§ Description of the task: Lines holding the word "vise" are the ones to copy from the data below.

§ Dataset extract:
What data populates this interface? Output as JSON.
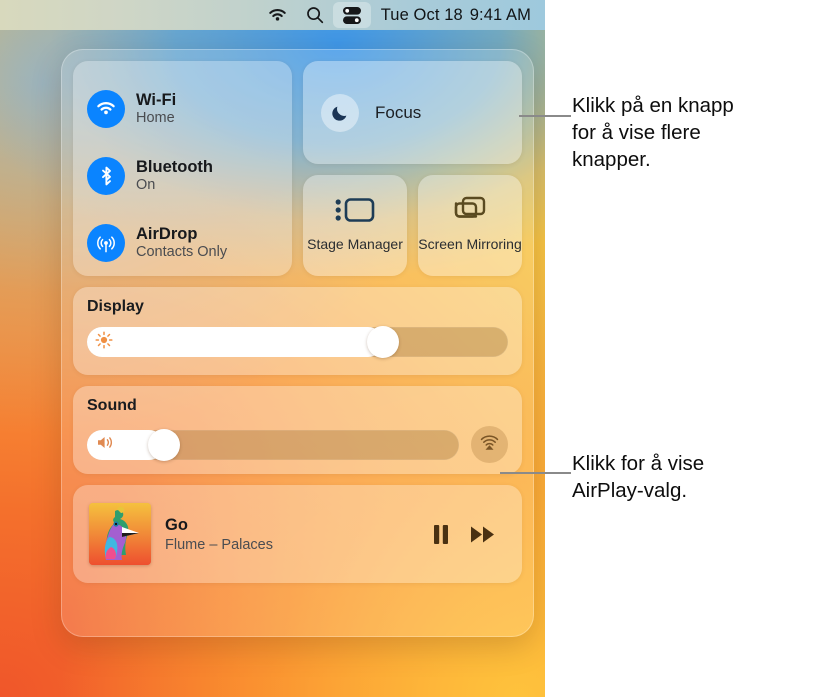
{
  "menubar": {
    "icons": [
      {
        "name": "wifi-icon",
        "label": "Wi-Fi"
      },
      {
        "name": "search-icon",
        "label": "Spotlight"
      },
      {
        "name": "control-center-icon",
        "label": "Control Center"
      }
    ],
    "clock": {
      "date": "Tue Oct 18",
      "time": "9:41 AM"
    }
  },
  "control_center": {
    "connectivity": [
      {
        "icon": "wifi-icon",
        "title": "Wi-Fi",
        "status": "Home"
      },
      {
        "icon": "bluetooth-icon",
        "title": "Bluetooth",
        "status": "On"
      },
      {
        "icon": "airdrop-icon",
        "title": "AirDrop",
        "status": "Contacts Only"
      }
    ],
    "focus": {
      "icon": "moon-icon",
      "label": "Focus"
    },
    "tiles": [
      {
        "icon": "stage-manager-icon",
        "label": "Stage\nManager"
      },
      {
        "icon": "screen-mirroring-icon",
        "label": "Screen\nMirroring"
      }
    ],
    "display": {
      "title": "Display",
      "icon": "brightness-icon",
      "value": 72
    },
    "sound": {
      "title": "Sound",
      "icon": "speaker-icon",
      "value": 18,
      "airplay_icon": "airplay-audio-icon"
    },
    "now_playing": {
      "artwork": "album-artwork-bird",
      "title": "Go",
      "subtitle": "Flume – Palaces",
      "controls": [
        {
          "name": "pause-button",
          "icon": "pause-icon"
        },
        {
          "name": "fast-forward-button",
          "icon": "fast-forward-icon"
        }
      ]
    }
  },
  "callouts": [
    {
      "text": "Klikk på en knapp\nfor å vise flere\nknapper."
    },
    {
      "text": "Klikk for å vise\nAirPlay-valg."
    }
  ],
  "colors": {
    "accent_blue": "#0a84ff",
    "menubar_text": "#111416",
    "callout_text": "#0d0d0d",
    "leader_line": "#8a8a8a"
  }
}
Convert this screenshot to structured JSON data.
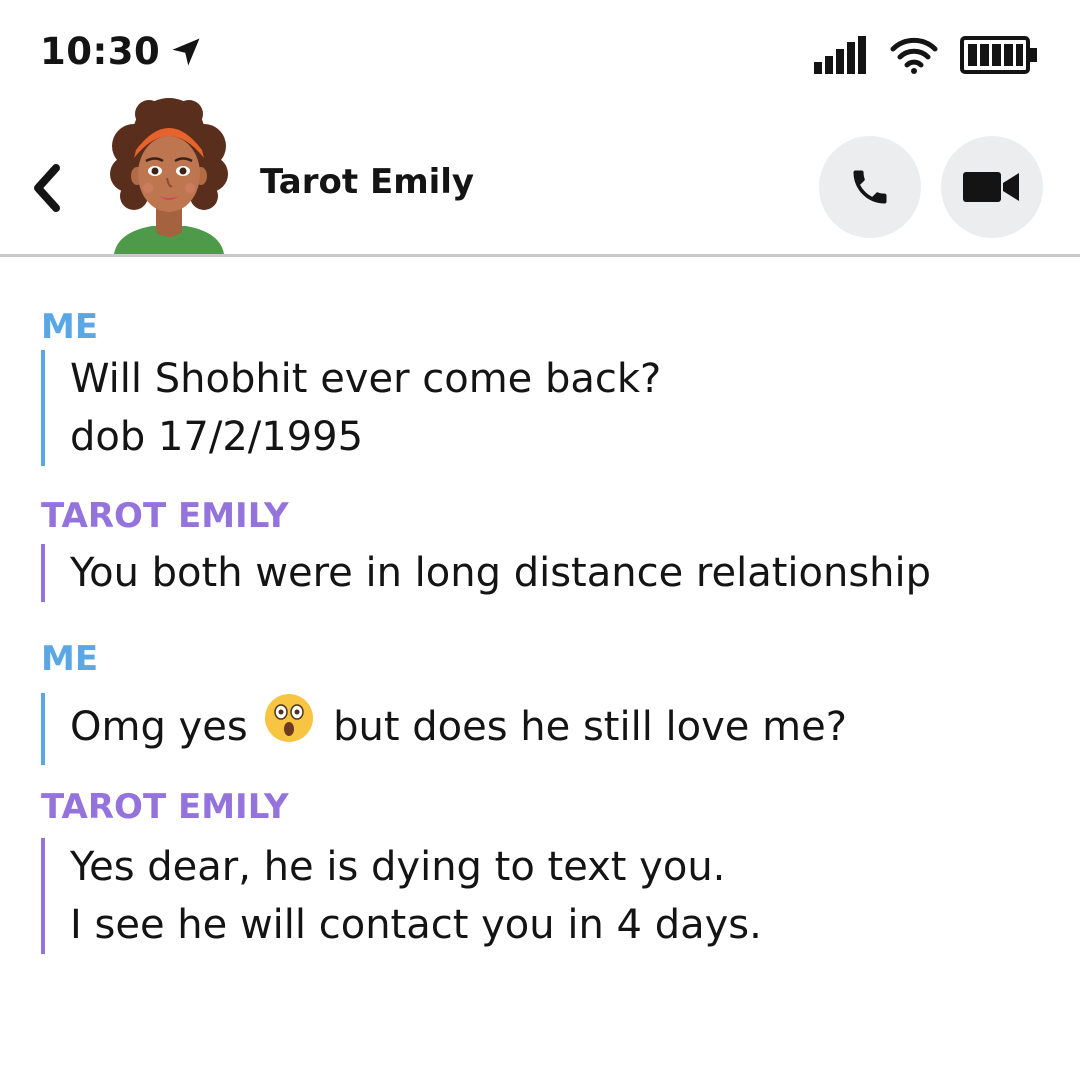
{
  "status_bar": {
    "time": "10:30",
    "icons": [
      "location-arrow-icon",
      "signal-icon",
      "wifi-icon",
      "battery-icon"
    ]
  },
  "header": {
    "contact_name": "Tarot Emily",
    "back_icon": "chevron-left-icon",
    "phone_icon": "phone-icon",
    "video_icon": "video-camera-icon"
  },
  "messages": [
    {
      "sender": "ME",
      "lines": [
        "Will Shobhit ever come back?",
        "dob 17/2/1995"
      ]
    },
    {
      "sender": "TAROT EMILY",
      "lines": [
        "You both were in long distance relationship"
      ]
    },
    {
      "sender": "ME",
      "lines": [
        "Omg yes",
        "but does he still love me?"
      ],
      "emoji": "astonished-face-emoji"
    },
    {
      "sender": "TAROT EMILY",
      "lines": [
        "Yes dear, he is dying to text you.",
        "I see he will contact you in 4 days."
      ]
    }
  ],
  "colors": {
    "me": "#5aa7e6",
    "emily": "#9573dd",
    "button_bg": "#ebedef",
    "divider": "#c9c9c9"
  }
}
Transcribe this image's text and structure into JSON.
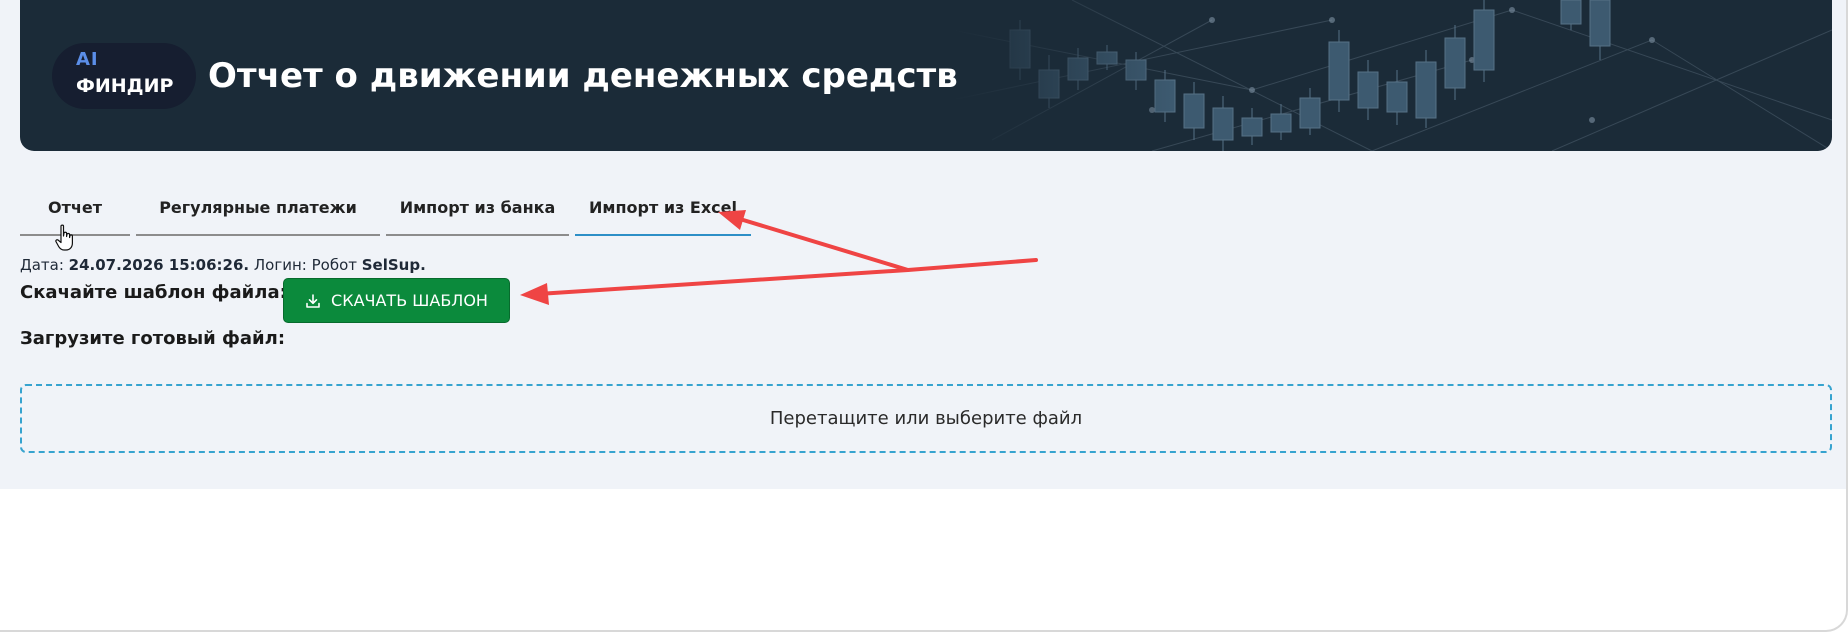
{
  "header": {
    "logo_ai": "AI",
    "logo_name": "ФИНДИР",
    "title": "Отчет о движении денежных средств"
  },
  "tabs": [
    {
      "label": "Отчет",
      "active": false
    },
    {
      "label": "Регулярные платежи",
      "active": false
    },
    {
      "label": "Импорт из банка",
      "active": false
    },
    {
      "label": "Импорт из Excel",
      "active": true
    }
  ],
  "meta": {
    "date_label": "Дата: ",
    "date_value": "24.07.2026 15:06:26.",
    "login_label": " Логин: Робот ",
    "login_value": "SelSup."
  },
  "download": {
    "label": "Скачайте шаблон файла:",
    "button_label": "СКАЧАТЬ ШАБЛОН"
  },
  "upload": {
    "label": "Загрузите готовый файл:",
    "dropzone_text": "Перетащите или выберите файл"
  },
  "colors": {
    "header_bg": "#1b2b38",
    "panel_bg": "#f0f3f8",
    "accent_button": "#0b8a3c",
    "active_tab_underline": "#2d8fc7",
    "dropzone_border": "#36a3cf",
    "annotation_arrow": "#ef4444"
  },
  "icons": {
    "download": "download-icon",
    "cursor": "hand-pointer-icon",
    "annotation": "red-arrow-icon"
  }
}
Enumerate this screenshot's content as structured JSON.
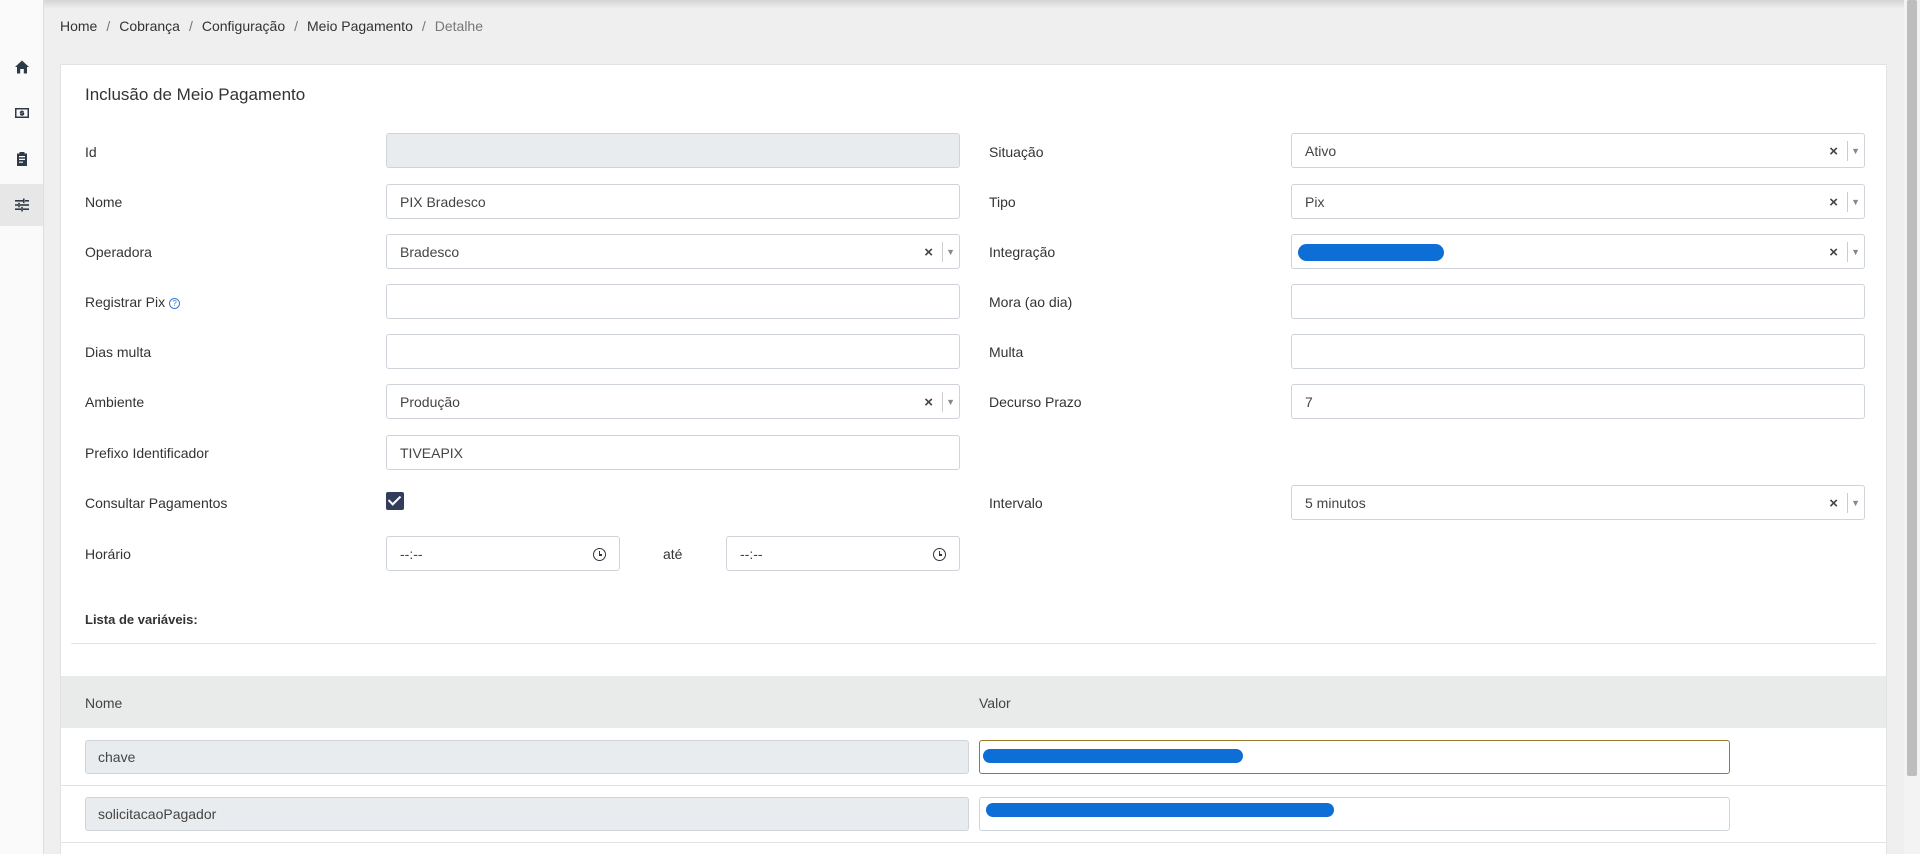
{
  "breadcrumb": {
    "items": [
      "Home",
      "Cobrança",
      "Configuração",
      "Meio Pagamento"
    ],
    "current": "Detalhe",
    "separator": "/"
  },
  "sidebar": {
    "items": [
      {
        "icon": "home-icon"
      },
      {
        "icon": "money-icon"
      },
      {
        "icon": "clipboard-icon"
      },
      {
        "icon": "sliders-icon",
        "active": true
      }
    ]
  },
  "form": {
    "title": "Inclusão de Meio Pagamento",
    "id": {
      "label": "Id",
      "value": ""
    },
    "situacao": {
      "label": "Situação",
      "value": "Ativo"
    },
    "nome": {
      "label": "Nome",
      "value": "PIX Bradesco"
    },
    "tipo": {
      "label": "Tipo",
      "value": "Pix"
    },
    "operadora": {
      "label": "Operadora",
      "value": "Bradesco"
    },
    "integracao": {
      "label": "Integração",
      "value": ""
    },
    "registrar_pix": {
      "label": "Registrar Pix",
      "value": ""
    },
    "mora": {
      "label": "Mora (ao dia)",
      "value": ""
    },
    "dias_multa": {
      "label": "Dias multa",
      "value": ""
    },
    "multa": {
      "label": "Multa",
      "value": ""
    },
    "ambiente": {
      "label": "Ambiente",
      "value": "Produção"
    },
    "decurso_prazo": {
      "label": "Decurso Prazo",
      "value": "7"
    },
    "prefixo": {
      "label": "Prefixo Identificador",
      "value": "TIVEAPIX"
    },
    "consultar": {
      "label": "Consultar Pagamentos",
      "checked": true
    },
    "intervalo": {
      "label": "Intervalo",
      "value": "5 minutos"
    },
    "horario": {
      "label": "Horário",
      "from": "--:--",
      "to_label": "até",
      "to": "--:--"
    },
    "clear_symbol": "×",
    "arrow_symbol": "▼"
  },
  "variables": {
    "title": "Lista de variáveis:",
    "col_nome": "Nome",
    "col_valor": "Valor",
    "rows": [
      {
        "nome": "chave",
        "valor": ""
      },
      {
        "nome": "solicitacaoPagador",
        "valor": ""
      }
    ]
  },
  "colors": {
    "redaction": "#0d6fd6",
    "checkbox": "#333c5a",
    "focus_border": "#9a7a2c"
  }
}
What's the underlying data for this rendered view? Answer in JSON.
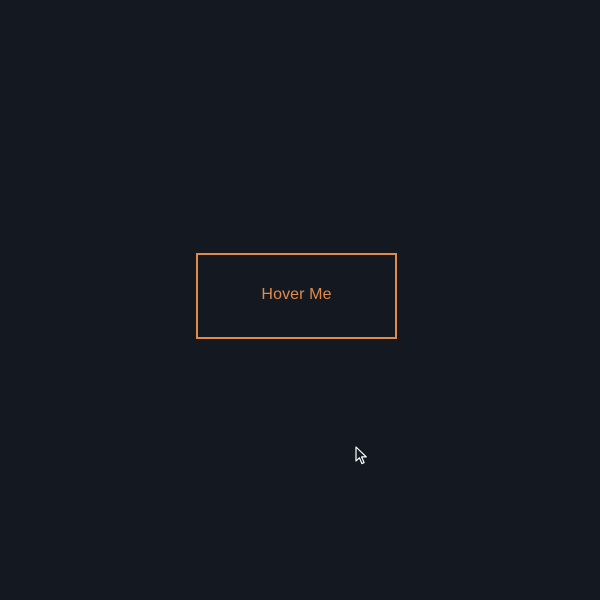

§ Exercise answer:
      "text": "Klikk på en knapp\nfor å vise flere\nknapper."
      "text": "Klikk for å vise\nAirPlay-valg."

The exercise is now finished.